**The problem**
Line by line, output everything from the one that contains "Decode this image" through the end of the material below, exactly as written and with no pictures.

..........

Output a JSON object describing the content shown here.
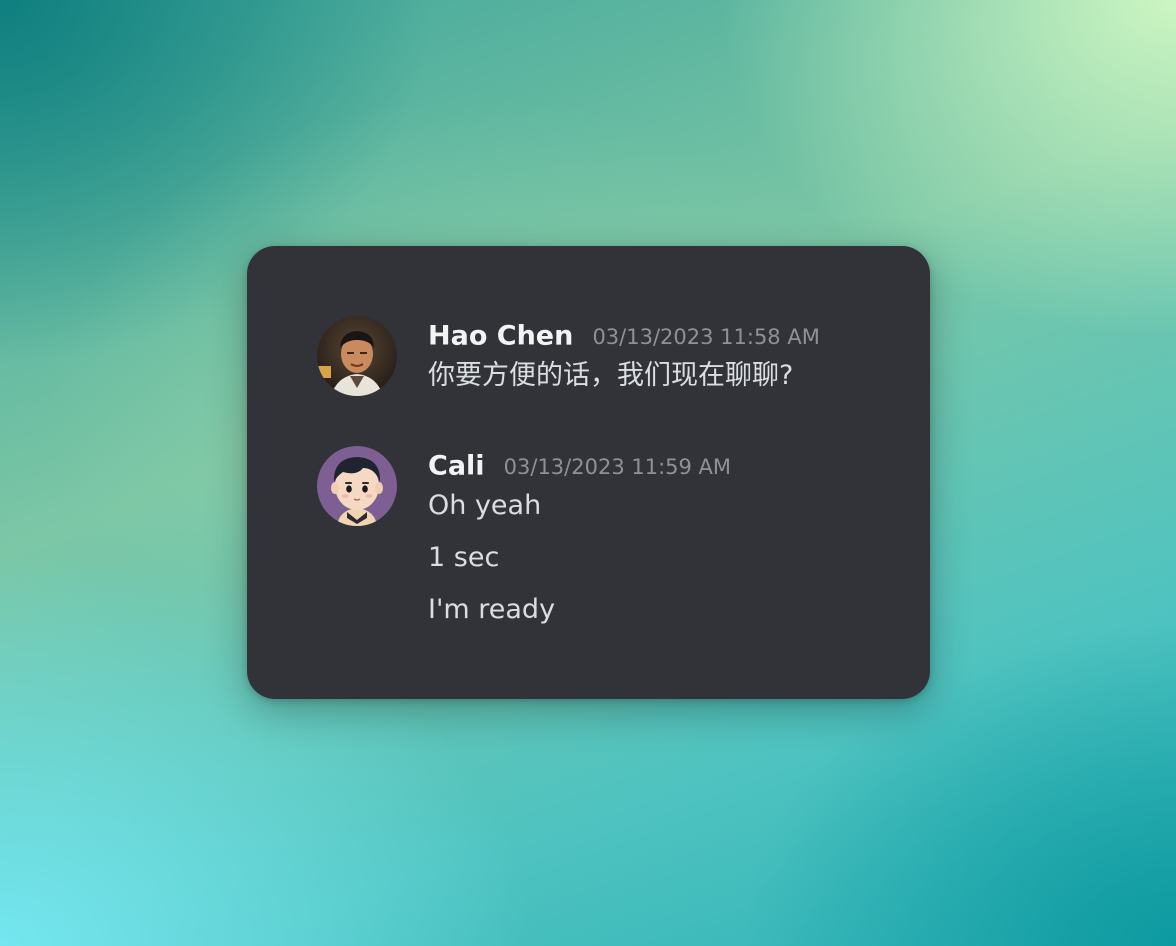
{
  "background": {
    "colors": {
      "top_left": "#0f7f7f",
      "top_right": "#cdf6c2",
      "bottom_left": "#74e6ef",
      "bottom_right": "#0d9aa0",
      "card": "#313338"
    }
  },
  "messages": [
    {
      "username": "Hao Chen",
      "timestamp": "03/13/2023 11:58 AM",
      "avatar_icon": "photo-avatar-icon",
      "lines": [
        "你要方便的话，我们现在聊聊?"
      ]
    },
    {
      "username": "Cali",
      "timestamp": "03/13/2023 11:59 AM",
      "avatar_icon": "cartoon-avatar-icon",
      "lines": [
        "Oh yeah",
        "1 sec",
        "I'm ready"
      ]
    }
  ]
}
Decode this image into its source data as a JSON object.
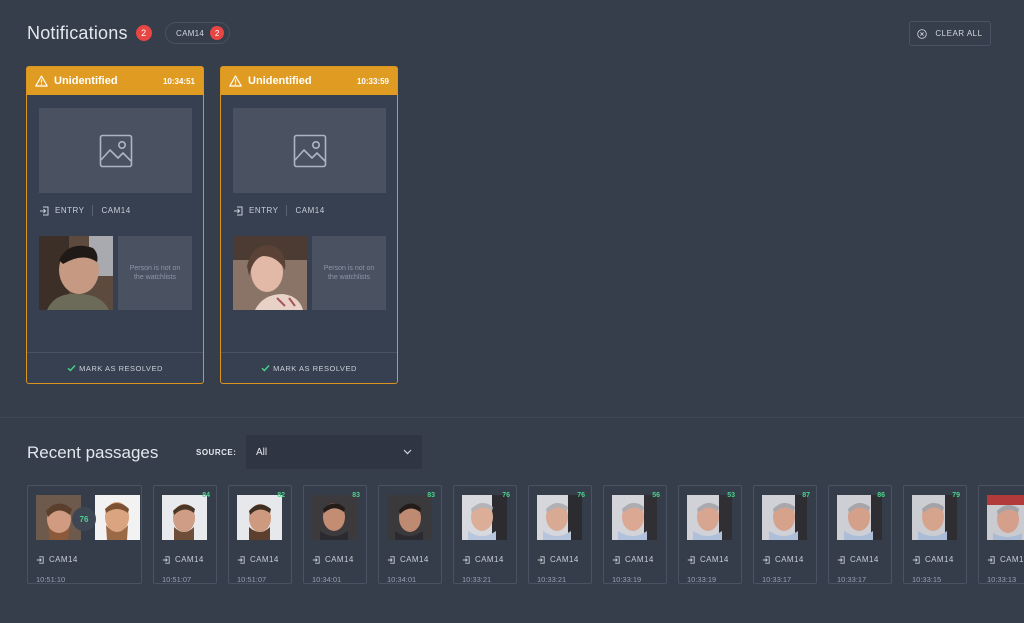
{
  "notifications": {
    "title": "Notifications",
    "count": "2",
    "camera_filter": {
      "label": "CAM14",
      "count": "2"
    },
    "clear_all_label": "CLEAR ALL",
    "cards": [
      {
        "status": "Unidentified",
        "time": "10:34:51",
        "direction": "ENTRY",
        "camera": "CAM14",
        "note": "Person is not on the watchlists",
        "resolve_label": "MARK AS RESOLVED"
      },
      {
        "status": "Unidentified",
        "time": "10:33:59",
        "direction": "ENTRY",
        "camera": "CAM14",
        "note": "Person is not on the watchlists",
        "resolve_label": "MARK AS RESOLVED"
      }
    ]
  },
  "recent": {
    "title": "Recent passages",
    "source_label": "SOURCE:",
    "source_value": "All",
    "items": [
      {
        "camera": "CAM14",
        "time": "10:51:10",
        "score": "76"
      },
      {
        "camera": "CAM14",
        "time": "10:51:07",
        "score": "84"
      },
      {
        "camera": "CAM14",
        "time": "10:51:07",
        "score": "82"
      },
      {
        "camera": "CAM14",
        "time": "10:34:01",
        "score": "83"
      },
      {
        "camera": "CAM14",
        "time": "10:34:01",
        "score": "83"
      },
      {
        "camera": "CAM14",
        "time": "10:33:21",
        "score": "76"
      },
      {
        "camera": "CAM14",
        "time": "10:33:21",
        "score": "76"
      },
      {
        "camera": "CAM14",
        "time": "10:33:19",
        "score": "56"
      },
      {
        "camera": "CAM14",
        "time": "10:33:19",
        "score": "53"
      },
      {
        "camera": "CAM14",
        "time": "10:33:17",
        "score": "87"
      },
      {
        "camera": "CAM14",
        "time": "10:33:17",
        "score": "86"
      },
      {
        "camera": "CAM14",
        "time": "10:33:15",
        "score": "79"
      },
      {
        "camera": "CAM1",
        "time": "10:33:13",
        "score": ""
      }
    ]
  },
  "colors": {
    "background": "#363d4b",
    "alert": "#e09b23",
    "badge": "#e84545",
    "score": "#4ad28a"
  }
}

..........

**Answer for this exercise**
Decode this image into its source data as a JSON object.
{
  "notifications": {
    "title": "Notifications",
    "count": "2",
    "camera_filter": {
      "label": "CAM14",
      "count": "2"
    },
    "clear_all_label": "CLEAR ALL",
    "cards": [
      {
        "status": "Unidentified",
        "time": "10:34:51",
        "direction": "ENTRY",
        "camera": "CAM14",
        "note": "Person is not on the watchlists",
        "resolve_label": "MARK AS RESOLVED"
      },
      {
        "status": "Unidentified",
        "time": "10:33:59",
        "direction": "ENTRY",
        "camera": "CAM14",
        "note": "Person is not on the watchlists",
        "resolve_label": "MARK AS RESOLVED"
      }
    ]
  },
  "recent": {
    "title": "Recent passages",
    "source_label": "SOURCE:",
    "source_value": "All",
    "items": [
      {
        "camera": "CAM14",
        "time": "10:51:10",
        "score": "76"
      },
      {
        "camera": "CAM14",
        "time": "10:51:07",
        "score": "84"
      },
      {
        "camera": "CAM14",
        "time": "10:51:07",
        "score": "82"
      },
      {
        "camera": "CAM14",
        "time": "10:34:01",
        "score": "83"
      },
      {
        "camera": "CAM14",
        "time": "10:34:01",
        "score": "83"
      },
      {
        "camera": "CAM14",
        "time": "10:33:21",
        "score": "76"
      },
      {
        "camera": "CAM14",
        "time": "10:33:21",
        "score": "76"
      },
      {
        "camera": "CAM14",
        "time": "10:33:19",
        "score": "56"
      },
      {
        "camera": "CAM14",
        "time": "10:33:19",
        "score": "53"
      },
      {
        "camera": "CAM14",
        "time": "10:33:17",
        "score": "87"
      },
      {
        "camera": "CAM14",
        "time": "10:33:17",
        "score": "86"
      },
      {
        "camera": "CAM14",
        "time": "10:33:15",
        "score": "79"
      },
      {
        "camera": "CAM1",
        "time": "10:33:13",
        "score": ""
      }
    ]
  },
  "colors": {
    "background": "#363d4b",
    "alert": "#e09b23",
    "badge": "#e84545",
    "score": "#4ad28a"
  }
}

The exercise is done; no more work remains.